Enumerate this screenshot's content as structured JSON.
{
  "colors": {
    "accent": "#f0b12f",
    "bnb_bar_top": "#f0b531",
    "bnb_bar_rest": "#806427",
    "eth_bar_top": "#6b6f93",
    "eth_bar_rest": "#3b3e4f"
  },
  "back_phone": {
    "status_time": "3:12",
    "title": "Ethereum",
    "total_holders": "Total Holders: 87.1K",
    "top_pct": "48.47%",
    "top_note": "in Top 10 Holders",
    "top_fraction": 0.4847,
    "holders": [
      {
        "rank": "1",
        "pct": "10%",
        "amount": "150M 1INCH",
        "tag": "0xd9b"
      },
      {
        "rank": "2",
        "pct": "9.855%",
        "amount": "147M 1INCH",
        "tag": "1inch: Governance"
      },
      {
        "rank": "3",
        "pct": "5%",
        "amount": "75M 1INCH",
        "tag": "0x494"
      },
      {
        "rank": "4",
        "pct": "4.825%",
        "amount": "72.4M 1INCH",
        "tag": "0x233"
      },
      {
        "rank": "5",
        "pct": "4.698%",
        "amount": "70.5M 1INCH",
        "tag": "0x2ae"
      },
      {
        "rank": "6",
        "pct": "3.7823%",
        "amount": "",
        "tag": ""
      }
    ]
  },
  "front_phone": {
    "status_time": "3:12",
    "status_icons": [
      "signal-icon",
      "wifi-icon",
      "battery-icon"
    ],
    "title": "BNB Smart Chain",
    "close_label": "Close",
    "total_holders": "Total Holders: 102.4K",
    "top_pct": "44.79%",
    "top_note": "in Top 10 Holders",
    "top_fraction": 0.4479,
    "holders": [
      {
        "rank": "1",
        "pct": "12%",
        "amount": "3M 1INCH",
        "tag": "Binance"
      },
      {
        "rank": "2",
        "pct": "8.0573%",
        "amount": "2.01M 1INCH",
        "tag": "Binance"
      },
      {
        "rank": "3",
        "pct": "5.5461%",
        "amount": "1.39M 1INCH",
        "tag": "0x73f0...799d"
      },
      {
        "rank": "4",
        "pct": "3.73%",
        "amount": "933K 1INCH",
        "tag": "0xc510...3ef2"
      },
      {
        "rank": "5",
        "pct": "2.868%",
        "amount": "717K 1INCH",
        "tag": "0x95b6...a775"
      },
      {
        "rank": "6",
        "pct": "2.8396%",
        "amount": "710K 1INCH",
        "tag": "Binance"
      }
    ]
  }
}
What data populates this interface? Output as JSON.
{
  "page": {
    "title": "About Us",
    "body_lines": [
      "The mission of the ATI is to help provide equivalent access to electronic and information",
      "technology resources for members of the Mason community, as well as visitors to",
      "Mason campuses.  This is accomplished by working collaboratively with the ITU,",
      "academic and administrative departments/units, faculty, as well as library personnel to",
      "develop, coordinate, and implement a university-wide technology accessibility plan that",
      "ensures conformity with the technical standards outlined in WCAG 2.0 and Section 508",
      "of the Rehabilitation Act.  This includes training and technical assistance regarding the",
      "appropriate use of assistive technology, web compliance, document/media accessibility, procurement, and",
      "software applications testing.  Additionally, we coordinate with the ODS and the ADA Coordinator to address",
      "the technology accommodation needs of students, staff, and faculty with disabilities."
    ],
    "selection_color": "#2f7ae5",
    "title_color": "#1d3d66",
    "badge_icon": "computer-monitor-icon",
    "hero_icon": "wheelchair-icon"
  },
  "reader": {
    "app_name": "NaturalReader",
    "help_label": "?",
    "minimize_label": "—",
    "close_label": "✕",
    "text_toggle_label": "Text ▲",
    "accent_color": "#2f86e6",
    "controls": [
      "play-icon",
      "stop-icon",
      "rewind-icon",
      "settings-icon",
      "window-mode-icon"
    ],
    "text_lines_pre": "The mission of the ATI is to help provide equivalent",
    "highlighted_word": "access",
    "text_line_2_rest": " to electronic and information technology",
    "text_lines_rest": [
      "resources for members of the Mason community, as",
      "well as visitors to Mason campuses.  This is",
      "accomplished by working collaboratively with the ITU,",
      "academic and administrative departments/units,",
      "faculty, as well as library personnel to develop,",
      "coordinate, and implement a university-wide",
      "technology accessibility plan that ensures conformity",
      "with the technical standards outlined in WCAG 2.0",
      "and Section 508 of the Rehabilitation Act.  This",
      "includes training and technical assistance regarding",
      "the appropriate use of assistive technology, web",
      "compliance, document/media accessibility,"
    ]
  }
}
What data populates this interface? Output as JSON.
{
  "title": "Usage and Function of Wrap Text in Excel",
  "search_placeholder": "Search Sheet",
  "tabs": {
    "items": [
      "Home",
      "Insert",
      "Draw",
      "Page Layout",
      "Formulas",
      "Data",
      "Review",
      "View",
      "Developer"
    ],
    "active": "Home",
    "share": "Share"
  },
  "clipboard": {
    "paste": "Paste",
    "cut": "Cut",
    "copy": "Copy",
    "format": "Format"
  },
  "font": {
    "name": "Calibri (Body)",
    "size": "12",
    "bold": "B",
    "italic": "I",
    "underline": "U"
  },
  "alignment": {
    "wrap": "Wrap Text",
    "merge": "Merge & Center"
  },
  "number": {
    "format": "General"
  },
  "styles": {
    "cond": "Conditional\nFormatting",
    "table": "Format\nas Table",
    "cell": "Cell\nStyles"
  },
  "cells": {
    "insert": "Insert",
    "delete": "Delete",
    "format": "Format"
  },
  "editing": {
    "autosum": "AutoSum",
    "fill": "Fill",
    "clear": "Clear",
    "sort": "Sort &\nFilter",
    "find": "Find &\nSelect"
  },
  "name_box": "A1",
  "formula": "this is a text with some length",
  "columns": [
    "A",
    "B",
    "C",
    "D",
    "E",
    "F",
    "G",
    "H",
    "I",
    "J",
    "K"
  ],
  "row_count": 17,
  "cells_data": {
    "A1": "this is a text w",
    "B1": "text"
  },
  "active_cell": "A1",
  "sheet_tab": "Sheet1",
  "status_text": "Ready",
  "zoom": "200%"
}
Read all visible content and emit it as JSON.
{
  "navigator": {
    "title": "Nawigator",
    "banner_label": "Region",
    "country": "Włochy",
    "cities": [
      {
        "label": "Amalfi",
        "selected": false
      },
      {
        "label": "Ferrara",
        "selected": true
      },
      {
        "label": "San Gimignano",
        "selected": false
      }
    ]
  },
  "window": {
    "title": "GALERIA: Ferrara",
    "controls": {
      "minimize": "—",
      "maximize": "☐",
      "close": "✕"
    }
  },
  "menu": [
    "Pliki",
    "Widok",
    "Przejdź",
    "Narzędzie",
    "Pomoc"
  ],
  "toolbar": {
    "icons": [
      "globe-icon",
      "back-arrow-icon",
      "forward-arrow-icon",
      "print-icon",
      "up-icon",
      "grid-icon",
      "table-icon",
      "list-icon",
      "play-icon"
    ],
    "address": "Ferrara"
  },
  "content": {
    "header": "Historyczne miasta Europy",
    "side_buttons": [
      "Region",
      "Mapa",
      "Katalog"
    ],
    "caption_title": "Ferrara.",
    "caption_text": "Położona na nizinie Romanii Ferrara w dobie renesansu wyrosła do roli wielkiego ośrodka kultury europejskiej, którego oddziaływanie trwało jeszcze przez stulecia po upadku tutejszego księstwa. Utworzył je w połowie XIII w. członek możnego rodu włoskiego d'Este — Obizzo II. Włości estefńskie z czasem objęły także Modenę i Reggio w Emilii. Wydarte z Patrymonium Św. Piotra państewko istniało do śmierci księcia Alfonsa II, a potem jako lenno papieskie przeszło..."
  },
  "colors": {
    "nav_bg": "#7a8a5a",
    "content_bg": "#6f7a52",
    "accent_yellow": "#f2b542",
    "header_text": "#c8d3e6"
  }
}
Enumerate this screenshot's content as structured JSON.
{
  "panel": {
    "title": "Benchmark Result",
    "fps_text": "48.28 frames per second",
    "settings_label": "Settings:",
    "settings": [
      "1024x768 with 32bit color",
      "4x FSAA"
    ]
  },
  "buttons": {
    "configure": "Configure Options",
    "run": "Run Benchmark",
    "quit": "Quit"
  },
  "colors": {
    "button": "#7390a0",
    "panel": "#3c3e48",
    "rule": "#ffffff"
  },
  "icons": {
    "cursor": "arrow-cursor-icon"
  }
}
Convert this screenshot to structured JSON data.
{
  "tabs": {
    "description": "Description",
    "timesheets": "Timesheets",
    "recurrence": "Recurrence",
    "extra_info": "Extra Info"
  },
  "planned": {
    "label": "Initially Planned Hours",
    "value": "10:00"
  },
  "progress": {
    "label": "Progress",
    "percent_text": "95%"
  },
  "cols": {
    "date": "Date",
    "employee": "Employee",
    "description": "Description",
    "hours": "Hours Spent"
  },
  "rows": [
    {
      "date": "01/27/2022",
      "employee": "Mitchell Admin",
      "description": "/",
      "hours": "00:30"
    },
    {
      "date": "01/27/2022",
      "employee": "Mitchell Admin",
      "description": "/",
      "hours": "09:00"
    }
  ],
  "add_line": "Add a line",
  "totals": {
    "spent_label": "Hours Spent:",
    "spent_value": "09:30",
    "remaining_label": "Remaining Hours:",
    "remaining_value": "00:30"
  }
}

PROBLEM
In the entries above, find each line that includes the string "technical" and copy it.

ANSWER SECTION
      "ensures conformity with the technical standards outlined in WCAG 2.0 and Section 508",
      "of the Rehabilitation Act.  This includes training and technical assistance regarding the",
      "with the technical standards outlined in WCAG 2.0",
      "includes training and technical assistance regarding",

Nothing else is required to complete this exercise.